MPs on the ICT committee have directed the ministry to furnish Parliament with an assessment report on the impact of social media tax on the consumption of ICT services and products in the country. According to the committee, chaired by Tororo North (county MP) Annet Nyaketcho, social media tax has greatly reduced internet usage in the country.

Last week, the ICT ministry, led by its chief, Frank Tumwebaze, appeared before the committee, currently scrutinising the national budget framework paper for the financial year 2019/2020, to share their views on the same.

During the meeting, members reportedly demanded to know if there were adequate consultations between ICT and the finance ministry on the likely impact of the tax, commonly known as Over The Top (OTT) services, before it was introduced.

When contacted on Saturday, Tumwebaze said:

 “Taxation is not our mandate as a ministry. Taxes are proposed by finance ministry, discussed by Cabinet and finally passed by Parliament.”
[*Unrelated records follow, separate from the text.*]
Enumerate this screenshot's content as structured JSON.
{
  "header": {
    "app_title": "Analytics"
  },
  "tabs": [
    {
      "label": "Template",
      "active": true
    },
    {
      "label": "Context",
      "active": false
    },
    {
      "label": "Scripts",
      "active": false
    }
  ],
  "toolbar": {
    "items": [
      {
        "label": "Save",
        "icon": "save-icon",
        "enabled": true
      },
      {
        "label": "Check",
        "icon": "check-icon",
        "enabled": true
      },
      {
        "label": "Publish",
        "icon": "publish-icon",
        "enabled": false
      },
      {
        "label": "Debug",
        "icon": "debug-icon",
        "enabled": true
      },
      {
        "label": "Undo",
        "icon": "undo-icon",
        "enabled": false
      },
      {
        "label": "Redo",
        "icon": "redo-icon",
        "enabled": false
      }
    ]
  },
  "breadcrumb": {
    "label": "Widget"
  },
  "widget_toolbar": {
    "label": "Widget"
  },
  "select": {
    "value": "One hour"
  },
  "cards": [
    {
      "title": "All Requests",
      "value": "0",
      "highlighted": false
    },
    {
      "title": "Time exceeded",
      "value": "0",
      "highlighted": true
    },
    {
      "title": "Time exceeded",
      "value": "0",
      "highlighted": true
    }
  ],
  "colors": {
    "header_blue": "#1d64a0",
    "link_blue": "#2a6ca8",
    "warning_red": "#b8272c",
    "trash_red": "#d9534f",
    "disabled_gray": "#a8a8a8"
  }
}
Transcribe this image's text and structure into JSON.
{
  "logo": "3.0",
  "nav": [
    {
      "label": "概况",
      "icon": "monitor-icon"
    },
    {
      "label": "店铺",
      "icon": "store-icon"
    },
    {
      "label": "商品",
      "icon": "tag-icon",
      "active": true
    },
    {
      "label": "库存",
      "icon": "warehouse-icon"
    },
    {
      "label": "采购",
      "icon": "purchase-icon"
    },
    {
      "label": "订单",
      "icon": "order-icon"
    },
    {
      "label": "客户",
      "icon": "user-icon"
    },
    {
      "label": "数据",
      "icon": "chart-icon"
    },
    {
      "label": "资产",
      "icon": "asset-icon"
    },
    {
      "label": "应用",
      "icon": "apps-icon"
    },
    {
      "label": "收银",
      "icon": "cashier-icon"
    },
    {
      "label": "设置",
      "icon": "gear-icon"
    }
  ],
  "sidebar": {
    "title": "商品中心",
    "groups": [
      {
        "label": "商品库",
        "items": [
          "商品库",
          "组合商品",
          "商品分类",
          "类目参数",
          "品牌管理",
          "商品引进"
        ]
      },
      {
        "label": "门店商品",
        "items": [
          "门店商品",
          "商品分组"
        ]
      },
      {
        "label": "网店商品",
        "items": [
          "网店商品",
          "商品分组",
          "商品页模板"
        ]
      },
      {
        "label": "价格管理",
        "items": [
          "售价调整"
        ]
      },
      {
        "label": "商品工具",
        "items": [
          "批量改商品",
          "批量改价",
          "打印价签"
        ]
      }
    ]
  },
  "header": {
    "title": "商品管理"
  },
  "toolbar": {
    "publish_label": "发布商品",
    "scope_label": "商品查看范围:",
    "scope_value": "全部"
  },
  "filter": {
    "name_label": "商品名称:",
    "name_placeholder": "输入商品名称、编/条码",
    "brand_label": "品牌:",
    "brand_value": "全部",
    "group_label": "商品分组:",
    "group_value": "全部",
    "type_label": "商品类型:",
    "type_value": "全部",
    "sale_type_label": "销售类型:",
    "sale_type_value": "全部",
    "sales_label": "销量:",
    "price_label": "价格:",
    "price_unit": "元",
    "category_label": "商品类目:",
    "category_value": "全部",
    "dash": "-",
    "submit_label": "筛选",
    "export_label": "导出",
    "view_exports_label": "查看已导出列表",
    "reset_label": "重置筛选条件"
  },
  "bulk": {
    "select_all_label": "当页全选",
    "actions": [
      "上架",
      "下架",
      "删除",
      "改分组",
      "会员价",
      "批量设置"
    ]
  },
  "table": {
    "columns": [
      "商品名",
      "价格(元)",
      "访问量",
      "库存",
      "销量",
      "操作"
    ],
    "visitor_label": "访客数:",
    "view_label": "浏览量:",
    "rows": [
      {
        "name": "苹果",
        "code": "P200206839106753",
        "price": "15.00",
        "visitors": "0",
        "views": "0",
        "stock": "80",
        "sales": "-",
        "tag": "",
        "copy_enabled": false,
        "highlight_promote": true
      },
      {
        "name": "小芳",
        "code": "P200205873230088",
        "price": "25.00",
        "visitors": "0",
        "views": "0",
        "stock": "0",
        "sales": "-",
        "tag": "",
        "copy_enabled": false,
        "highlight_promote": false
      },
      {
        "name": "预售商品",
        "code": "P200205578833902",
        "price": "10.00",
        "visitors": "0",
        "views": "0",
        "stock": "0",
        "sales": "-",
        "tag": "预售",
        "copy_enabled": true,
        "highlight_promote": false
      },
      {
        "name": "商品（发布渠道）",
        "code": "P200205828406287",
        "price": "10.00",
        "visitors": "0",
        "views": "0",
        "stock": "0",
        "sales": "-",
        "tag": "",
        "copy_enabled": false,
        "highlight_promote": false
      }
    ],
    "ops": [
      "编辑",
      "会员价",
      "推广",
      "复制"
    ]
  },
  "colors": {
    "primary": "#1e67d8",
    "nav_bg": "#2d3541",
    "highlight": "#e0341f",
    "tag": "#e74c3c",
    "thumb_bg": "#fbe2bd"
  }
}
He noted that even before Parliament asked them to carry out an impact assessment report on OTT, the ICT ministry had already embarked on the same.

“We need to know the right tax policy so as not to stifle innovations. However, no tax at all is not wise either, because the same ICT sector requires more and more funding to support innovators and scale up broadband infrastructural development for universal connectivity,” he said.

Tumwebaze said upon conclusion of the assessment exercise, the ministry would issue a report to finance and Parliament about the findings. In May last year, Parliament passed legislation that introduced a tax on social media platforms, such as Facebook, twitter and Whatsapp.

Under this arrangement, users are required to pay sh200 daily to access any of the OTT platforms. Nyaketcho said the Government did not carry out thorough consultations before the tax was introduced.

“We want to know whether consultations were made before the finance ministry came up with the tax. As a committee, we were not consulted,” Nyaketcho said.

Upon its introduction, the Government defended the tax as one of the avenues for government to raise revenue. One month after its introduction, Uganda Revenue Authority reported that it had collected sh4.7b from the social media tax and sh22.3b from mobile money transactions. The taxes were part of the new measures that came into effect at the beginning of the 2018-2019 financial year.